--- The task ---
Scan the material for the word "accent" and copy each line where it occurs.

________

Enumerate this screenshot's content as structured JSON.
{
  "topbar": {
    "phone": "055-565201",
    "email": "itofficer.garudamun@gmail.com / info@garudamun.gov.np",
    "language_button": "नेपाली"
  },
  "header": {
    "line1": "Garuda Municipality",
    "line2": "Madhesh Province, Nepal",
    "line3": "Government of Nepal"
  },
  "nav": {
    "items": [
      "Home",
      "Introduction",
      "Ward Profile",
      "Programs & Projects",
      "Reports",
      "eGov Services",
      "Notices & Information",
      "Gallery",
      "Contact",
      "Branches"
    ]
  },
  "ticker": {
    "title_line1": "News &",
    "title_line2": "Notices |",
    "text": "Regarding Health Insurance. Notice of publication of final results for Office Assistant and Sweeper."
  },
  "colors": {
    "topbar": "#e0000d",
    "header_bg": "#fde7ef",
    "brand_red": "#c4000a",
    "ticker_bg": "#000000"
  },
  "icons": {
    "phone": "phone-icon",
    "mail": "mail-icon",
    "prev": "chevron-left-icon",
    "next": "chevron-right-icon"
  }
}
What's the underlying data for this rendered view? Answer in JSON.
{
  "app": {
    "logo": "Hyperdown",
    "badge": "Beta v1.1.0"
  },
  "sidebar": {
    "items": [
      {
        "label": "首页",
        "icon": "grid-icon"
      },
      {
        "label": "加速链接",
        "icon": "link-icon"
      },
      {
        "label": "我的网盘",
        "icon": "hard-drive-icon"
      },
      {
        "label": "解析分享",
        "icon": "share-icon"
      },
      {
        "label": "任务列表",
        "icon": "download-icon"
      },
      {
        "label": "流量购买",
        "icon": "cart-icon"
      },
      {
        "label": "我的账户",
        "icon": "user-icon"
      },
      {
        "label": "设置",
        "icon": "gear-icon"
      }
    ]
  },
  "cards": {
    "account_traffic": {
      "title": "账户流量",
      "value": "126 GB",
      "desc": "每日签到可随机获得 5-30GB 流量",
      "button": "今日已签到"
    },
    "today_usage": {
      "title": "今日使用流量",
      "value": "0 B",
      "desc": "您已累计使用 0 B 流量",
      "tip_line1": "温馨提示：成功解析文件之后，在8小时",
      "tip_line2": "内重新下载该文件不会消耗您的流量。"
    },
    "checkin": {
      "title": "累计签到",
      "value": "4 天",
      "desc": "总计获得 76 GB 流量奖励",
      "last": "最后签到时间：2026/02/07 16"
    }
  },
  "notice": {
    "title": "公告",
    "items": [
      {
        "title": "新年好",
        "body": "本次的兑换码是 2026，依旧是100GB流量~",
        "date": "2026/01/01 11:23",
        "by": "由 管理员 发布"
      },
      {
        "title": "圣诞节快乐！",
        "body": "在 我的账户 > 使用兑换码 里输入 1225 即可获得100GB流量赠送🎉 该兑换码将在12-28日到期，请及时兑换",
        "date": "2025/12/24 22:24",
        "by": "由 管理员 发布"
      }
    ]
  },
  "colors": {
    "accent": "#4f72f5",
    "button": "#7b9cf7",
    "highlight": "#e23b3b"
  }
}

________

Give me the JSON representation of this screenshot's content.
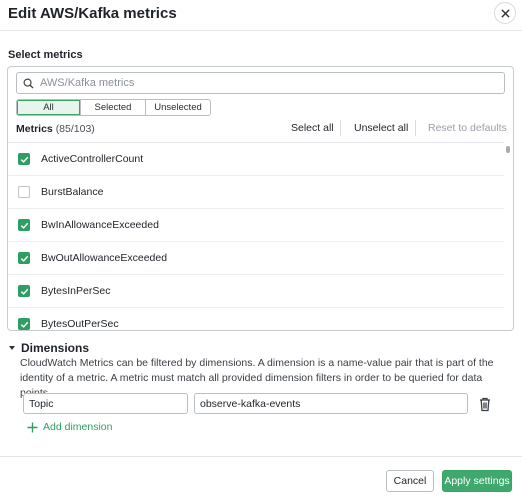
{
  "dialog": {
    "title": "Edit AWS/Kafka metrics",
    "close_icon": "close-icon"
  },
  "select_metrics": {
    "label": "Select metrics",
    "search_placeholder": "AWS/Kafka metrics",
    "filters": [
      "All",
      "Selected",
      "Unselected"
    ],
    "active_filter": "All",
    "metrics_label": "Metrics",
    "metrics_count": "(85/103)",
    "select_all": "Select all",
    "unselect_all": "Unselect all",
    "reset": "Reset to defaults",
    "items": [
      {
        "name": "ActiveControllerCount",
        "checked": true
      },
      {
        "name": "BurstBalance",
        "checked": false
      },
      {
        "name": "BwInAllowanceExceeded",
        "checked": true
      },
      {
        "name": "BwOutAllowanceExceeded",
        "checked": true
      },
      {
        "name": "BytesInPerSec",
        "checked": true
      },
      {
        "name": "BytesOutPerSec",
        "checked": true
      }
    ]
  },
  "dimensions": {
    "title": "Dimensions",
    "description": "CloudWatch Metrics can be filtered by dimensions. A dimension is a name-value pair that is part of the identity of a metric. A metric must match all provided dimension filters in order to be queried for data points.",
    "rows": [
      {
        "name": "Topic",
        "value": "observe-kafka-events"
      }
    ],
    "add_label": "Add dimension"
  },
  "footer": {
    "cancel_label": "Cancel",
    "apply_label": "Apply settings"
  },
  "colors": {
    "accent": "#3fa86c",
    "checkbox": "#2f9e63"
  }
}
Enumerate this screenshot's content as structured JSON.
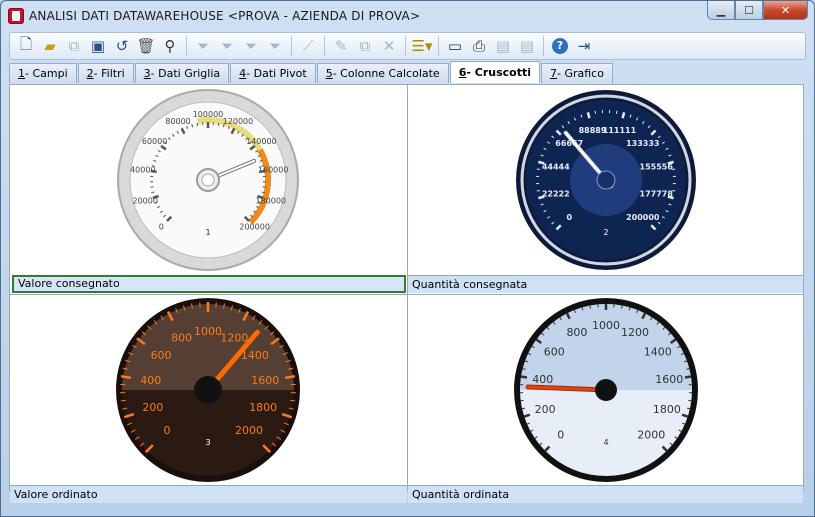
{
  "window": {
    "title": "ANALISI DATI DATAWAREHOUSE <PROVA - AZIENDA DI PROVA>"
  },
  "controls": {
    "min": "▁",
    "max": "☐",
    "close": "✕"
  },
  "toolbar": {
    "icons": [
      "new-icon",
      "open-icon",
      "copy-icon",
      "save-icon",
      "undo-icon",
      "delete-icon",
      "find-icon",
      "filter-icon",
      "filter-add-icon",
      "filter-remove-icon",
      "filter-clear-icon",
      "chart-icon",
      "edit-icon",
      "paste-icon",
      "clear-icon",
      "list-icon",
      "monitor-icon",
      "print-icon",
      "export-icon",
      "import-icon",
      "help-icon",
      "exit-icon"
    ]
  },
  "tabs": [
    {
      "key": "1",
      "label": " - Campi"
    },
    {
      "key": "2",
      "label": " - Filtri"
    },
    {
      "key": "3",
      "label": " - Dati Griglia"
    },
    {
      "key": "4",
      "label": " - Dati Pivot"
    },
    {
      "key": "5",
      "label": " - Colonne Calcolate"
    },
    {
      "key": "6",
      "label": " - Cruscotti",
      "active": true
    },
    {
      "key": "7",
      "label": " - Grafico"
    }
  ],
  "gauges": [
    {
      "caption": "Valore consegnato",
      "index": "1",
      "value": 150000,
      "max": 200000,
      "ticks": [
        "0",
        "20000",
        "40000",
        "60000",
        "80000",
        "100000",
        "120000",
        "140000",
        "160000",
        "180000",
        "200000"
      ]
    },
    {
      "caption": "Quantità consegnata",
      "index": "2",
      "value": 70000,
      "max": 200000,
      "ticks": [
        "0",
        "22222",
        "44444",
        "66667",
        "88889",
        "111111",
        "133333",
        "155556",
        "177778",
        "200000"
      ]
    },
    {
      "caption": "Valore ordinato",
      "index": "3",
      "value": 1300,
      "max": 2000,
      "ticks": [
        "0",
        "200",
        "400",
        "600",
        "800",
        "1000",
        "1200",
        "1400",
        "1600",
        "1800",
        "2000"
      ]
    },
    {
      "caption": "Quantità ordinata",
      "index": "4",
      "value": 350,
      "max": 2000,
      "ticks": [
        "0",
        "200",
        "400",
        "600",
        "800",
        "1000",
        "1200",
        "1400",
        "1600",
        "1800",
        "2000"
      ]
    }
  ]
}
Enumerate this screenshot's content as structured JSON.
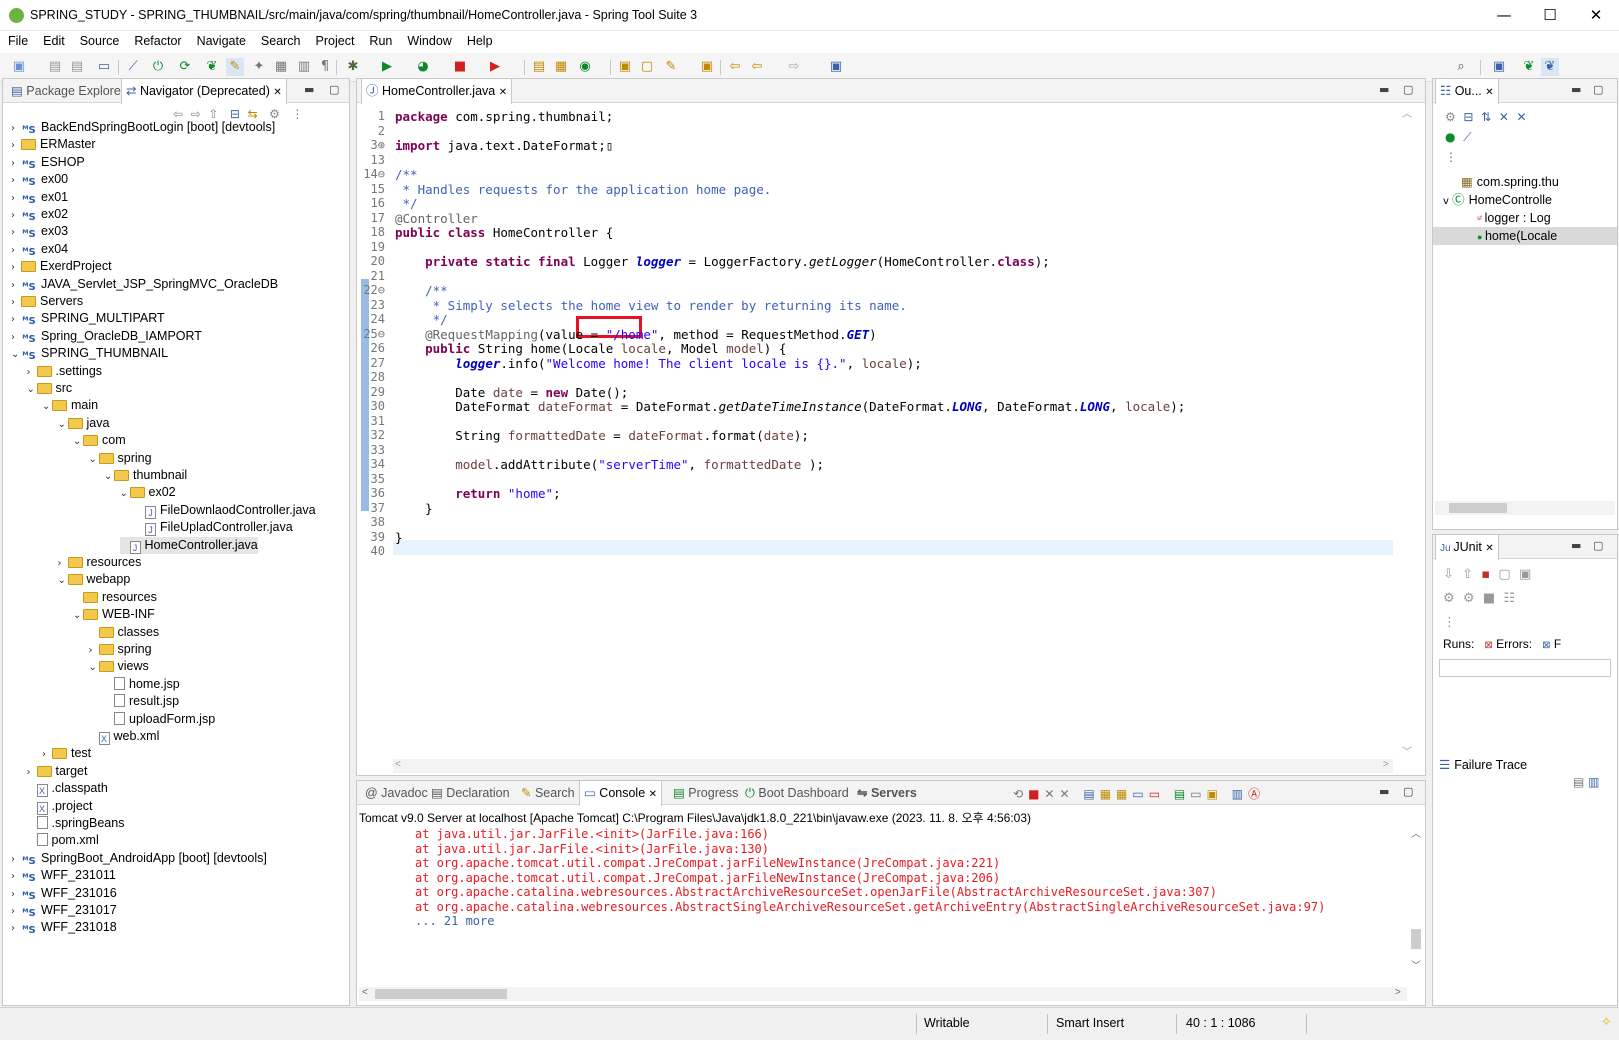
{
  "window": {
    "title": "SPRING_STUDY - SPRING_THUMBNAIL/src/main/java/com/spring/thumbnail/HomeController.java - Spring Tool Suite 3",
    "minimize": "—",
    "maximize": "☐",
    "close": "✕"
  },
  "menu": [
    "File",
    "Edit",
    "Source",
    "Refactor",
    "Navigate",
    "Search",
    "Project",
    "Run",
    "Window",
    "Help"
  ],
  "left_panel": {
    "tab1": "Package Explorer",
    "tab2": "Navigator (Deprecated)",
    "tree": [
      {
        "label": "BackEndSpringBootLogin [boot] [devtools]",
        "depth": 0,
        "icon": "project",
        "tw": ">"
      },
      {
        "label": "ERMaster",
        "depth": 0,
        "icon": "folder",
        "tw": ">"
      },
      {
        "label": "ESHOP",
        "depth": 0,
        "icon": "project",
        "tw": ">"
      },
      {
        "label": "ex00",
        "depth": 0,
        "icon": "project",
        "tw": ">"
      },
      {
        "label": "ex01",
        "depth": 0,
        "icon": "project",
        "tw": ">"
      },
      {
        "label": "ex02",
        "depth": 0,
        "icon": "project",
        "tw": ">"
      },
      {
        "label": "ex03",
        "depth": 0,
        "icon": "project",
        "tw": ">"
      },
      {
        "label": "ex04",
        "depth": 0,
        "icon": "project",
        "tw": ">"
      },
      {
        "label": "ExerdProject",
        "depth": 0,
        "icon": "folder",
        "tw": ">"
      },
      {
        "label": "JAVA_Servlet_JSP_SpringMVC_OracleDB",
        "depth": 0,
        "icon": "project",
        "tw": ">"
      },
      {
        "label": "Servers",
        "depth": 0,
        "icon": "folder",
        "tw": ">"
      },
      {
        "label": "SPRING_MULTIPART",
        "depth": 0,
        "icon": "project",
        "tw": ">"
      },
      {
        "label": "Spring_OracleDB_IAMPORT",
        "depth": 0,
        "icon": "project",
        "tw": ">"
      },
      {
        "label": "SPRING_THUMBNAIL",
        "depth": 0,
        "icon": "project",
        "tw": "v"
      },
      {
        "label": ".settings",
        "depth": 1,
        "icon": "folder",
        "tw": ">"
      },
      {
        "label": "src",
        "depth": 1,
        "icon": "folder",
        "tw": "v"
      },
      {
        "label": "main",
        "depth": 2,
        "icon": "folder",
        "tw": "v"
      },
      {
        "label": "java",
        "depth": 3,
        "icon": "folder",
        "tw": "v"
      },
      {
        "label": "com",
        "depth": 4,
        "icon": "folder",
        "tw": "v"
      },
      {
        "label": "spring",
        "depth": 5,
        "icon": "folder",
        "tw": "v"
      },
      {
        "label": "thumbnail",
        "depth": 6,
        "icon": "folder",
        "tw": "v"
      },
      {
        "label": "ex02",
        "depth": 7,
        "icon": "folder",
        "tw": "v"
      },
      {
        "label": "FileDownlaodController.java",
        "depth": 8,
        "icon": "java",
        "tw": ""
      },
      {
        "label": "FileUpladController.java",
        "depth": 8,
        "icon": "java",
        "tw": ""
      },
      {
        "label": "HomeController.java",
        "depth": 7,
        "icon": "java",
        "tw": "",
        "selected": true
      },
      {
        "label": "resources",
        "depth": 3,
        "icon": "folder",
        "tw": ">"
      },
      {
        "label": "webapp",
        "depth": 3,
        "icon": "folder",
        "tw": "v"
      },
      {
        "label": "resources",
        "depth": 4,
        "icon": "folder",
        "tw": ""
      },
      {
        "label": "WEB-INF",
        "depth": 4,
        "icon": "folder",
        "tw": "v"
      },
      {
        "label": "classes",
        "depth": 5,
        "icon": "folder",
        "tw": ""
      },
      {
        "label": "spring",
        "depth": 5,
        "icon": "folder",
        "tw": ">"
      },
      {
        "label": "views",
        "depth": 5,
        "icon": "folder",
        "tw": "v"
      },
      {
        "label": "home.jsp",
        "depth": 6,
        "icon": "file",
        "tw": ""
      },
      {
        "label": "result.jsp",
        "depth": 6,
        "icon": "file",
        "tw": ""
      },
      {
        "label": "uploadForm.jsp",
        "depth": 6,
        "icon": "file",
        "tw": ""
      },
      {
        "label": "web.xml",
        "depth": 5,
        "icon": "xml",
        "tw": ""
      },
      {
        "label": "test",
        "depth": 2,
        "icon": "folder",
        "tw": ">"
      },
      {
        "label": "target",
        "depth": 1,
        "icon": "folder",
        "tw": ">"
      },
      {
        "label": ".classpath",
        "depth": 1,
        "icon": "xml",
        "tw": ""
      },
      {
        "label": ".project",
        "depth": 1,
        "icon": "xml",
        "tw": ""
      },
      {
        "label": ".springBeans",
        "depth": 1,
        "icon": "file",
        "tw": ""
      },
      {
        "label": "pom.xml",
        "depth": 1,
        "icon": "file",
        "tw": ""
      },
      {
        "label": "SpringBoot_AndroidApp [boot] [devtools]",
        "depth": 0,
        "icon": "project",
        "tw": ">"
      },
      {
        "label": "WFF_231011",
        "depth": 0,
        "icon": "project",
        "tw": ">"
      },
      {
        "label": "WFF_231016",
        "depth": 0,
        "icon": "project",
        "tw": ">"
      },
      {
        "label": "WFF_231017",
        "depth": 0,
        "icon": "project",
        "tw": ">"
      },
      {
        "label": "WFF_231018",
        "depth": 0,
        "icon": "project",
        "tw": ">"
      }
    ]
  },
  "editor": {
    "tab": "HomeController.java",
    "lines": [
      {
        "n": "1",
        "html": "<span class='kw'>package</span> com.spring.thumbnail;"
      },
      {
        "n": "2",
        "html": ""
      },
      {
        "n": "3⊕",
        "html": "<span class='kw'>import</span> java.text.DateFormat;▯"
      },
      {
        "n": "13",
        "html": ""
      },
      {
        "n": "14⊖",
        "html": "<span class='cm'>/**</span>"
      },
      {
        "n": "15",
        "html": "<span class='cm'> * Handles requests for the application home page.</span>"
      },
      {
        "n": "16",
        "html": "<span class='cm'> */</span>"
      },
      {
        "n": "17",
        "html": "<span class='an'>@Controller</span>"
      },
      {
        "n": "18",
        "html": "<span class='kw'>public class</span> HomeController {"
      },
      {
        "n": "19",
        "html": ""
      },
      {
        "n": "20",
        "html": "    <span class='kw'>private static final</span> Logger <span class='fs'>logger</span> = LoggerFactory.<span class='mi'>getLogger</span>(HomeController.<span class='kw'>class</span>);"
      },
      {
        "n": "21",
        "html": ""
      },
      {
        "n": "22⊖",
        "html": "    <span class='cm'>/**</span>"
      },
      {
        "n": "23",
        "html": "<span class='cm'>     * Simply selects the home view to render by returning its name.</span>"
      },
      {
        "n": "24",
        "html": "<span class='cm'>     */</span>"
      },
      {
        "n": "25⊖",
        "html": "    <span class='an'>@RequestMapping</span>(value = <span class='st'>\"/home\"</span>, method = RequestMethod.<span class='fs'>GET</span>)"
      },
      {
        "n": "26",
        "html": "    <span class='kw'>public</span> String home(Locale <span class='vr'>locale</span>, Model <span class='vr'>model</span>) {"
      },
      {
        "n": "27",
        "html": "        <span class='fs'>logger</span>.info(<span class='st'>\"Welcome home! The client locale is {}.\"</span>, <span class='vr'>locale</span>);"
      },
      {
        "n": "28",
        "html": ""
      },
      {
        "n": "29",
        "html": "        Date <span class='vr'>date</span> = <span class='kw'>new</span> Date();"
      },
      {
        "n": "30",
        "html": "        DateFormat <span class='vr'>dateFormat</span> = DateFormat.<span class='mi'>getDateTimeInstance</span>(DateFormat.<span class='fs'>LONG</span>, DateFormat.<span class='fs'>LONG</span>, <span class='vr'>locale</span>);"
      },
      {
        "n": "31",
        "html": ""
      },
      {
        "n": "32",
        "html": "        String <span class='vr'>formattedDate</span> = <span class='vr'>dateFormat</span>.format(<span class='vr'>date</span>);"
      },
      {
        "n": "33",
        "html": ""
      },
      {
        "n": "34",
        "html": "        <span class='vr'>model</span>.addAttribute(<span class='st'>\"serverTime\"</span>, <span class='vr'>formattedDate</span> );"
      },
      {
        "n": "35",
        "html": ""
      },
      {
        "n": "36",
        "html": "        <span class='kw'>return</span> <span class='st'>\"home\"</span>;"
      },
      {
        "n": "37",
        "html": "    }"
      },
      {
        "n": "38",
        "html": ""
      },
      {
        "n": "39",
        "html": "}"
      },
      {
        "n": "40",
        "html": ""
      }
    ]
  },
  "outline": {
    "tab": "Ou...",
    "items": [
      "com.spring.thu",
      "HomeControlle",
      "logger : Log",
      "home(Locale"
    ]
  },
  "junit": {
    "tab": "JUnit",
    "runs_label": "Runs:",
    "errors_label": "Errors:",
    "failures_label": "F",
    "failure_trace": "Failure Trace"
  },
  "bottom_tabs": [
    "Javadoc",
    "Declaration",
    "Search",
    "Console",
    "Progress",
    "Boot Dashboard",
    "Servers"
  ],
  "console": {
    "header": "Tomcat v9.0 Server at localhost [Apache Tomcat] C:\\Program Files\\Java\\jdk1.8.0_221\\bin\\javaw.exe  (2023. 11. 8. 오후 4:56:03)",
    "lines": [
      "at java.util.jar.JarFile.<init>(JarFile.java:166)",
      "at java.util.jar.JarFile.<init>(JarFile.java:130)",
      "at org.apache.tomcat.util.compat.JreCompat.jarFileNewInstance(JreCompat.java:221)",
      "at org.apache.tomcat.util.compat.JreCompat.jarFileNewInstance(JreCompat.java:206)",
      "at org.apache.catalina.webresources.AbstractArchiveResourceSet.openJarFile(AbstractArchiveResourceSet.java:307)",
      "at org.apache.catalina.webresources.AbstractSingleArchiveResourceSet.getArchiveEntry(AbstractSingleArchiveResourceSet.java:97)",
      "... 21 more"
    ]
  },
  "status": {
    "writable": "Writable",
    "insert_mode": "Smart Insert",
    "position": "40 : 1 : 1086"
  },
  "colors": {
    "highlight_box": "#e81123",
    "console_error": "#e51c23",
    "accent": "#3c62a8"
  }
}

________

--- Output for this exercise ---
    "accent": "#4f72f5",
    "accent": "#3fa86c",
    "accent": "#3c62a8"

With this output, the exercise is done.